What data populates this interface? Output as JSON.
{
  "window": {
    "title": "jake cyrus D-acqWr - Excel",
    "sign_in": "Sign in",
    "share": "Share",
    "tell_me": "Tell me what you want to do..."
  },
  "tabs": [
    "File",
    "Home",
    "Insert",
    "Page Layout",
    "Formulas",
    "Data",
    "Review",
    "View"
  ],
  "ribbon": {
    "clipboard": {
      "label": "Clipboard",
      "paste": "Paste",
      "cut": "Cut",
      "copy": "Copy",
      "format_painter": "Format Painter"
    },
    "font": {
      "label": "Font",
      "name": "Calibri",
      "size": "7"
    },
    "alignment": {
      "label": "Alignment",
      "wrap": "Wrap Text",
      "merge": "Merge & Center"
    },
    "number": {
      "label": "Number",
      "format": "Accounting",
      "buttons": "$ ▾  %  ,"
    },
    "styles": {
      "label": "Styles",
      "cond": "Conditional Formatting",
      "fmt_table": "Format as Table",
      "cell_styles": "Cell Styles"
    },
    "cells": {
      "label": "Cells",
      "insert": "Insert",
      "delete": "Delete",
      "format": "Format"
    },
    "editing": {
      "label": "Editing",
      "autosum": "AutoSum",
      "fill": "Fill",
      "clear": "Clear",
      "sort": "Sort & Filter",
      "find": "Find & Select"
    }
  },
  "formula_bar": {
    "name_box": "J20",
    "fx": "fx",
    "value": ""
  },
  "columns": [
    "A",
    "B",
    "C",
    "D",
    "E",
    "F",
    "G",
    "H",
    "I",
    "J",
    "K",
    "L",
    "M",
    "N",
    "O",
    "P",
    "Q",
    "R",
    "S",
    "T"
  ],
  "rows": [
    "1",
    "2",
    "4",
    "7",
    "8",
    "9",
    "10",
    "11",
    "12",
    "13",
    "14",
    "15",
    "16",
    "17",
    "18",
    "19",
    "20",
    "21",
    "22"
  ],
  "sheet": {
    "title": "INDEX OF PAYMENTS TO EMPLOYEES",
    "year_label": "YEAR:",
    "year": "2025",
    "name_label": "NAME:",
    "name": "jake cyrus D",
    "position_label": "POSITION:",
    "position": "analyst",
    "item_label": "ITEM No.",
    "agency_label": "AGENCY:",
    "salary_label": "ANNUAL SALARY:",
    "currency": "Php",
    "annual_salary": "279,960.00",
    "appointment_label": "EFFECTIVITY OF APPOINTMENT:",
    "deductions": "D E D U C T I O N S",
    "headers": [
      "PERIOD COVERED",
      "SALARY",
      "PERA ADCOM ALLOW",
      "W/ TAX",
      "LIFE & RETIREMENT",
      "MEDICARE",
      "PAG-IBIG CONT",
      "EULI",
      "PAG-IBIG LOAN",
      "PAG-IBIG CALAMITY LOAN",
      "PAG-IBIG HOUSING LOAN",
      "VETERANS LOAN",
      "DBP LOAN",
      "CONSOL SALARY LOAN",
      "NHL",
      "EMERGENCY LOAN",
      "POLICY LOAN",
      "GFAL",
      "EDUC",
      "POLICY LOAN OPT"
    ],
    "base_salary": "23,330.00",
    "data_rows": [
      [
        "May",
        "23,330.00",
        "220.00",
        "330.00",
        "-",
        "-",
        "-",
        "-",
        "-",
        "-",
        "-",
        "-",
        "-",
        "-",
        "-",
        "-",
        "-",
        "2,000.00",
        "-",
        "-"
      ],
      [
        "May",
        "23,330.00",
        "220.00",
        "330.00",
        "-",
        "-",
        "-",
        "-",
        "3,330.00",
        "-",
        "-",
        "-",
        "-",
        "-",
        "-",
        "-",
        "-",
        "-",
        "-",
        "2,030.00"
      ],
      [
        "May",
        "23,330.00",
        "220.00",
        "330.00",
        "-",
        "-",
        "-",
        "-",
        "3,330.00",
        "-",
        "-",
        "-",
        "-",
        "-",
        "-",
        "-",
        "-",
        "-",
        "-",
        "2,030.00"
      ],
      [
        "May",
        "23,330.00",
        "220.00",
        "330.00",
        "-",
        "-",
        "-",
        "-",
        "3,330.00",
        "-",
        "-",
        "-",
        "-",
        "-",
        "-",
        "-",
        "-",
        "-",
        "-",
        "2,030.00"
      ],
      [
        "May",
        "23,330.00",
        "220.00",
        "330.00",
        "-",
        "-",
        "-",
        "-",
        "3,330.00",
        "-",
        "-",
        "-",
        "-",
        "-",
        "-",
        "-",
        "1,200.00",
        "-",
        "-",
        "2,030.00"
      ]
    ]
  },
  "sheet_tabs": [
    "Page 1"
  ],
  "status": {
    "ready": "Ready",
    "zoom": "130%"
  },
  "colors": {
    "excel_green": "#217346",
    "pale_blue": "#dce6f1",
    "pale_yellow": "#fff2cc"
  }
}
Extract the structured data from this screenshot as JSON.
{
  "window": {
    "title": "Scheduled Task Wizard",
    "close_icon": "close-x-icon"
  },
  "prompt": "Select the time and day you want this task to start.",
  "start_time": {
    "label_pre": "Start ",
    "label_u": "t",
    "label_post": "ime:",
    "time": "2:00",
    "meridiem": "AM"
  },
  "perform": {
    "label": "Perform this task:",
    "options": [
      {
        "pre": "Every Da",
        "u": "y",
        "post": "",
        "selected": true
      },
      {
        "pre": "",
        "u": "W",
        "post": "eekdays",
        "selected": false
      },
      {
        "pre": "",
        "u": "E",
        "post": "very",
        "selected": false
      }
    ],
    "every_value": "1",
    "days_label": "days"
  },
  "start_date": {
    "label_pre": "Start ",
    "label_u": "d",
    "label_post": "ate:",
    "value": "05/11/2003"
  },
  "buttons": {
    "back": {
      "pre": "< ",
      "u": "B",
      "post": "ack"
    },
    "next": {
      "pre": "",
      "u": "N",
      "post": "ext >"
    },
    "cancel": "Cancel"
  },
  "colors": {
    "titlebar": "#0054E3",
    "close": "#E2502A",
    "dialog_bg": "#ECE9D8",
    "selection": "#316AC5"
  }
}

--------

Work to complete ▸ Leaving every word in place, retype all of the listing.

Result of the exercise ▸
What data populates this interface? Output as JSON.
{
  "window": {
    "title": "jake cyrus D-acqWr - Excel",
    "sign_in": "Sign in",
    "share": "Share",
    "tell_me": "Tell me what you want to do..."
  },
  "tabs": [
    "File",
    "Home",
    "Insert",
    "Page Layout",
    "Formulas",
    "Data",
    "Review",
    "View"
  ],
  "ribbon": {
    "clipboard": {
      "label": "Clipboard",
      "paste": "Paste",
      "cut": "Cut",
      "copy": "Copy",
      "format_painter": "Format Painter"
    },
    "font": {
      "label": "Font",
      "name": "Calibri",
      "size": "7"
    },
    "alignment": {
      "label": "Alignment",
      "wrap": "Wrap Text",
      "merge": "Merge & Center"
    },
    "number": {
      "label": "Number",
      "format": "Accounting",
      "buttons": "$ ▾  %  ,"
    },
    "styles": {
      "label": "Styles",
      "cond": "Conditional Formatting",
      "fmt_table": "Format as Table",
      "cell_styles": "Cell Styles"
    },
    "cells": {
      "label": "Cells",
      "insert": "Insert",
      "delete": "Delete",
      "format": "Format"
    },
    "editing": {
      "label": "Editing",
      "autosum": "AutoSum",
      "fill": "Fill",
      "clear": "Clear",
      "sort": "Sort & Filter",
      "find": "Find & Select"
    }
  },
  "formula_bar": {
    "name_box": "J20",
    "fx": "fx",
    "value": ""
  },
  "columns": [
    "A",
    "B",
    "C",
    "D",
    "E",
    "F",
    "G",
    "H",
    "I",
    "J",
    "K",
    "L",
    "M",
    "N",
    "O",
    "P",
    "Q",
    "R",
    "S",
    "T"
  ],
  "rows": [
    "1",
    "2",
    "4",
    "7",
    "8",
    "9",
    "10",
    "11",
    "12",
    "13",
    "14",
    "15",
    "16",
    "17",
    "18",
    "19",
    "20",
    "21",
    "22"
  ],
  "sheet": {
    "title": "INDEX OF PAYMENTS TO EMPLOYEES",
    "year_label": "YEAR:",
    "year": "2025",
    "name_label": "NAME:",
    "name": "jake cyrus D",
    "position_label": "POSITION:",
    "position": "analyst",
    "item_label": "ITEM No.",
    "agency_label": "AGENCY:",
    "salary_label": "ANNUAL SALARY:",
    "currency": "Php",
    "annual_salary": "279,960.00",
    "appointment_label": "EFFECTIVITY OF APPOINTMENT:",
    "deductions": "D E D U C T I O N S",
    "headers": [
      "PERIOD COVERED",
      "SALARY",
      "PERA ADCOM ALLOW",
      "W/ TAX",
      "LIFE & RETIREMENT",
      "MEDICARE",
      "PAG-IBIG CONT",
      "EULI",
      "PAG-IBIG LOAN",
      "PAG-IBIG CALAMITY LOAN",
      "PAG-IBIG HOUSING LOAN",
      "VETERANS LOAN",
      "DBP LOAN",
      "CONSOL SALARY LOAN",
      "NHL",
      "EMERGENCY LOAN",
      "POLICY LOAN",
      "GFAL",
      "EDUC",
      "POLICY LOAN OPT"
    ],
    "base_salary": "23,330.00",
    "data_rows": [
      [
        "May",
        "23,330.00",
        "220.00",
        "330.00",
        "-",
        "-",
        "-",
        "-",
        "-",
        "-",
        "-",
        "-",
        "-",
        "-",
        "-",
        "-",
        "-",
        "2,000.00",
        "-",
        "-"
      ],
      [
        "May",
        "23,330.00",
        "220.00",
        "330.00",
        "-",
        "-",
        "-",
        "-",
        "3,330.00",
        "-",
        "-",
        "-",
        "-",
        "-",
        "-",
        "-",
        "-",
        "-",
        "-",
        "2,030.00"
      ],
      [
        "May",
        "23,330.00",
        "220.00",
        "330.00",
        "-",
        "-",
        "-",
        "-",
        "3,330.00",
        "-",
        "-",
        "-",
        "-",
        "-",
        "-",
        "-",
        "-",
        "-",
        "-",
        "2,030.00"
      ],
      [
        "May",
        "23,330.00",
        "220.00",
        "330.00",
        "-",
        "-",
        "-",
        "-",
        "3,330.00",
        "-",
        "-",
        "-",
        "-",
        "-",
        "-",
        "-",
        "-",
        "-",
        "-",
        "2,030.00"
      ],
      [
        "May",
        "23,330.00",
        "220.00",
        "330.00",
        "-",
        "-",
        "-",
        "-",
        "3,330.00",
        "-",
        "-",
        "-",
        "-",
        "-",
        "-",
        "-",
        "1,200.00",
        "-",
        "-",
        "2,030.00"
      ]
    ]
  },
  "sheet_tabs": [
    "Page 1"
  ],
  "status": {
    "ready": "Ready",
    "zoom": "130%"
  },
  "colors": {
    "excel_green": "#217346",
    "pale_blue": "#dce6f1",
    "pale_yellow": "#fff2cc"
  }
}
Extract the structured data from this screenshot as JSON.
{
  "window": {
    "title": "Scheduled Task Wizard",
    "close_icon": "close-x-icon"
  },
  "prompt": "Select the time and day you want this task to start.",
  "start_time": {
    "label_pre": "Start ",
    "label_u": "t",
    "label_post": "ime:",
    "time": "2:00",
    "meridiem": "AM"
  },
  "perform": {
    "label": "Perform this task:",
    "options": [
      {
        "pre": "Every Da",
        "u": "y",
        "post": "",
        "selected": true
      },
      {
        "pre": "",
        "u": "W",
        "post": "eekdays",
        "selected": false
      },
      {
        "pre": "",
        "u": "E",
        "post": "very",
        "selected": false
      }
    ],
    "every_value": "1",
    "days_label": "days"
  },
  "start_date": {
    "label_pre": "Start ",
    "label_u": "d",
    "label_post": "ate:",
    "value": "05/11/2003"
  },
  "buttons": {
    "back": {
      "pre": "< ",
      "u": "B",
      "post": "ack"
    },
    "next": {
      "pre": "",
      "u": "N",
      "post": "ext >"
    },
    "cancel": "Cancel"
  },
  "colors": {
    "titlebar": "#0054E3",
    "close": "#E2502A",
    "dialog_bg": "#ECE9D8",
    "selection": "#316AC5"
  }
}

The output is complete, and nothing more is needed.